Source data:
● ● ● ●

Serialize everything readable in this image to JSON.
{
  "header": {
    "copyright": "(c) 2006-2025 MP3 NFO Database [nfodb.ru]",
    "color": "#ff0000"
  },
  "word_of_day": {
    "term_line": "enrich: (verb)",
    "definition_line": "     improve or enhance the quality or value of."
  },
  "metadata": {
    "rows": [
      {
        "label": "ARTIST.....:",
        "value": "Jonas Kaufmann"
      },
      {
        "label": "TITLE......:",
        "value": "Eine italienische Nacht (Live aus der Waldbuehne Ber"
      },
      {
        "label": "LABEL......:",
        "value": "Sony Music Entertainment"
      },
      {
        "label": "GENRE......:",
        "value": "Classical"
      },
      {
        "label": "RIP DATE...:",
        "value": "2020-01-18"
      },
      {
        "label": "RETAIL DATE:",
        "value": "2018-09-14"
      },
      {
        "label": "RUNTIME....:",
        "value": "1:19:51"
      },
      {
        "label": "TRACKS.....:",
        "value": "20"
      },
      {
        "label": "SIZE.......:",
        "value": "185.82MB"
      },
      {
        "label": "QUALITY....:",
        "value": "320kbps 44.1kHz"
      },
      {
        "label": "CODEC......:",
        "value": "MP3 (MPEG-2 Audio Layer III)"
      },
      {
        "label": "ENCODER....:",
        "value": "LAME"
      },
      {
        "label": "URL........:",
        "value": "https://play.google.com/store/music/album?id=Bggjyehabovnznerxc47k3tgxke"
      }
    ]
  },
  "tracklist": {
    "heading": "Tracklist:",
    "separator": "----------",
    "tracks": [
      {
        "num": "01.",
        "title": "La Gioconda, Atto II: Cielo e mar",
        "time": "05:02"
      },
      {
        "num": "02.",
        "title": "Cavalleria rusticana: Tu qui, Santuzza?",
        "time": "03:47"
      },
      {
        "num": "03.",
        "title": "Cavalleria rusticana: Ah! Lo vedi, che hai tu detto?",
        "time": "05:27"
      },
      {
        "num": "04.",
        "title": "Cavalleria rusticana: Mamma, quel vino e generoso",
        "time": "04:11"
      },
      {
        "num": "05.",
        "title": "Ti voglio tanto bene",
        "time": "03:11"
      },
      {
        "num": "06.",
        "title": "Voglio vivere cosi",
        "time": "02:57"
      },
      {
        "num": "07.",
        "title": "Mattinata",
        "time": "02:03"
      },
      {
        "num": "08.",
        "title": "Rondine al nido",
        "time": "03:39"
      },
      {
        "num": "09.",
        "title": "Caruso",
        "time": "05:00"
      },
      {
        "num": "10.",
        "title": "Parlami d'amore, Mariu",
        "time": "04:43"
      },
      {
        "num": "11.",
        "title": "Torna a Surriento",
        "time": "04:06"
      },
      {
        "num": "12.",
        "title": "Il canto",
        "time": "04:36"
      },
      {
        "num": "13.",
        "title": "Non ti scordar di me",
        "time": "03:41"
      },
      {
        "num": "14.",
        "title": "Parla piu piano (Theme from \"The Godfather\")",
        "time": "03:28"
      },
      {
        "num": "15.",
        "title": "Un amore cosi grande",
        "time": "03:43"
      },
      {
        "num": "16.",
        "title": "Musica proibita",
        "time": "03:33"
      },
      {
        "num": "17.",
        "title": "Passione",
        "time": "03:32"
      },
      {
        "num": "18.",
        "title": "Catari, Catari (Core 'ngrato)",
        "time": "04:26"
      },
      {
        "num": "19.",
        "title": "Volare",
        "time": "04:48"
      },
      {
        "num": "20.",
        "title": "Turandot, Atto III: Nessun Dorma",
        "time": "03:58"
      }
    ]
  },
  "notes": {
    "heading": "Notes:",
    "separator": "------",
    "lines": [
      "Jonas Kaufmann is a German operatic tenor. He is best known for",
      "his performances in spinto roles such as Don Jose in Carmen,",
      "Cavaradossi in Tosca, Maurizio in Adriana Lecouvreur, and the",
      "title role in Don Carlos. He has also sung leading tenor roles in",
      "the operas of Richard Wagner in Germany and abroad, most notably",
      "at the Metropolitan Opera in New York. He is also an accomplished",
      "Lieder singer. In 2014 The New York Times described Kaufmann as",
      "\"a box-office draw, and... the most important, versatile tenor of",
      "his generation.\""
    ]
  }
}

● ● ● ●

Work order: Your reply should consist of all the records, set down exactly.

Your response:
Serialize everything readable in this image to JSON.
{
  "header": {
    "copyright": "(c) 2006-2025 MP3 NFO Database [nfodb.ru]",
    "color": "#ff0000"
  },
  "word_of_day": {
    "term_line": "enrich: (verb)",
    "definition_line": "     improve or enhance the quality or value of."
  },
  "metadata": {
    "rows": [
      {
        "label": "ARTIST.....:",
        "value": "Jonas Kaufmann"
      },
      {
        "label": "TITLE......:",
        "value": "Eine italienische Nacht (Live aus der Waldbuehne Ber"
      },
      {
        "label": "LABEL......:",
        "value": "Sony Music Entertainment"
      },
      {
        "label": "GENRE......:",
        "value": "Classical"
      },
      {
        "label": "RIP DATE...:",
        "value": "2020-01-18"
      },
      {
        "label": "RETAIL DATE:",
        "value": "2018-09-14"
      },
      {
        "label": "RUNTIME....:",
        "value": "1:19:51"
      },
      {
        "label": "TRACKS.....:",
        "value": "20"
      },
      {
        "label": "SIZE.......:",
        "value": "185.82MB"
      },
      {
        "label": "QUALITY....:",
        "value": "320kbps 44.1kHz"
      },
      {
        "label": "CODEC......:",
        "value": "MP3 (MPEG-2 Audio Layer III)"
      },
      {
        "label": "ENCODER....:",
        "value": "LAME"
      },
      {
        "label": "URL........:",
        "value": "https://play.google.com/store/music/album?id=Bggjyehabovnznerxc47k3tgxke"
      }
    ]
  },
  "tracklist": {
    "heading": "Tracklist:",
    "separator": "----------",
    "tracks": [
      {
        "num": "01.",
        "title": "La Gioconda, Atto II: Cielo e mar",
        "time": "05:02"
      },
      {
        "num": "02.",
        "title": "Cavalleria rusticana: Tu qui, Santuzza?",
        "time": "03:47"
      },
      {
        "num": "03.",
        "title": "Cavalleria rusticana: Ah! Lo vedi, che hai tu detto?",
        "time": "05:27"
      },
      {
        "num": "04.",
        "title": "Cavalleria rusticana: Mamma, quel vino e generoso",
        "time": "04:11"
      },
      {
        "num": "05.",
        "title": "Ti voglio tanto bene",
        "time": "03:11"
      },
      {
        "num": "06.",
        "title": "Voglio vivere cosi",
        "time": "02:57"
      },
      {
        "num": "07.",
        "title": "Mattinata",
        "time": "02:03"
      },
      {
        "num": "08.",
        "title": "Rondine al nido",
        "time": "03:39"
      },
      {
        "num": "09.",
        "title": "Caruso",
        "time": "05:00"
      },
      {
        "num": "10.",
        "title": "Parlami d'amore, Mariu",
        "time": "04:43"
      },
      {
        "num": "11.",
        "title": "Torna a Surriento",
        "time": "04:06"
      },
      {
        "num": "12.",
        "title": "Il canto",
        "time": "04:36"
      },
      {
        "num": "13.",
        "title": "Non ti scordar di me",
        "time": "03:41"
      },
      {
        "num": "14.",
        "title": "Parla piu piano (Theme from \"The Godfather\")",
        "time": "03:28"
      },
      {
        "num": "15.",
        "title": "Un amore cosi grande",
        "time": "03:43"
      },
      {
        "num": "16.",
        "title": "Musica proibita",
        "time": "03:33"
      },
      {
        "num": "17.",
        "title": "Passione",
        "time": "03:32"
      },
      {
        "num": "18.",
        "title": "Catari, Catari (Core 'ngrato)",
        "time": "04:26"
      },
      {
        "num": "19.",
        "title": "Volare",
        "time": "04:48"
      },
      {
        "num": "20.",
        "title": "Turandot, Atto III: Nessun Dorma",
        "time": "03:58"
      }
    ]
  },
  "notes": {
    "heading": "Notes:",
    "separator": "------",
    "lines": [
      "Jonas Kaufmann is a German operatic tenor. He is best known for",
      "his performances in spinto roles such as Don Jose in Carmen,",
      "Cavaradossi in Tosca, Maurizio in Adriana Lecouvreur, and the",
      "title role in Don Carlos. He has also sung leading tenor roles in",
      "the operas of Richard Wagner in Germany and abroad, most notably",
      "at the Metropolitan Opera in New York. He is also an accomplished",
      "Lieder singer. In 2014 The New York Times described Kaufmann as",
      "\"a box-office draw, and... the most important, versatile tenor of",
      "his generation.\""
    ]
  }
}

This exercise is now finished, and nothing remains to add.